But many young Saudis have now started their own NGOs, after going through Tasamy training programs.
Mohammed Saad, a visually-impaired young Saudi who boasts at least 26,700 followers on Twitter, started an NGO with the help of Tasamy to help train visually-impaired people on how to use social media.
“We are the ones who just go there and say ‘Why not? Why can’t you do it?’,” Al Taweel said. “So we just give them more guidance. We are like the backwind for them… We hope that in the next couple of years we will have many more success stories.”
Al-Taweel participated in “Wired Women”, a panel discussion held on Wednesday at the Abu Dhabi Media Summit. She spoke about the positive role social media has in evolving the business environment in the region and in involving more women.
Social media has provided a “free platform” for women to enjoy an “equal opportunity” to express themselves in a way the “real world” does not guarantee, said Al-Taweel.
“Social media has absolutely no criteria.

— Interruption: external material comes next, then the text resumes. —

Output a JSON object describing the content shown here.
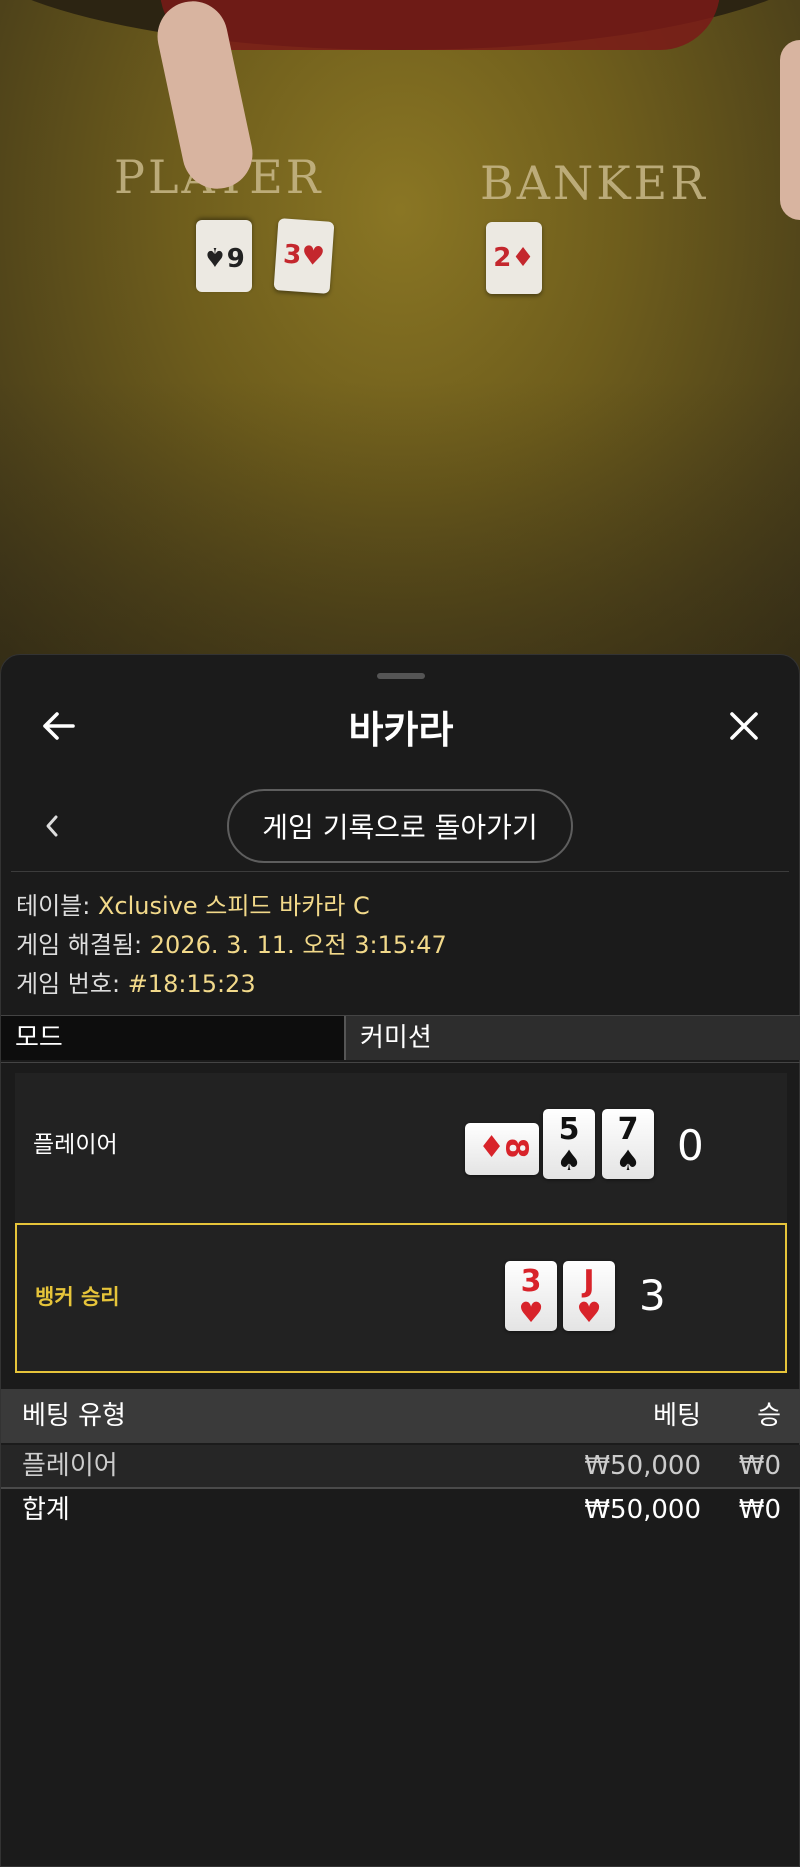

Everyone can participate and anyone can start a discussion and a hashtag,” she said.
Social media has opened people’s minds, with many conservative scholars “who used to be against women speaking” now debating with women on sites like Twitter, Al-Taweel added.
“It is now even giving the woman an opportunity to send [the scholars] a message and to raise her voice,” Al Taweel said. Likewise, scholars are given the opportunity to change preconceptions about women sitting at home, and not have a voice.
Speaking about struggles that keep women in the region from joining the workforce, Al-Taweel spoke of the “double-burden syndrome, where [women] have to take care of our homes and also have careers.”
“Women tend to make the toughest choice of staying at home and taking care of their children,” she said. She added that the ratio of women in top management executive committees and boards is less than 1 percent in the GCC and the Middle East – the lowest in the world.
“It is even more difficult for women to be in the media,” Al Taweel added. “I feel that the reason why you don’t see many women in the media is that media as an industry is completely exhausting. You have to be on 24/7.”
But she is optimistic, given that she sees more women joining the media workforce.
“I see progress… I see women starting their own production hubs, their own [advertising] agencies,” said Al Taweel.
“If we just keep complaining that we don’t have jobs… and we sit at home and do nothing, my children are going to be complaining. And their grandchildren are going to be complaining. And we are going to be in an endless cycle,” she said.
“It’s easy to say that things are difficult… and that you are just a drop in the sea. But you and a million other drops can create a wave that can change our society.”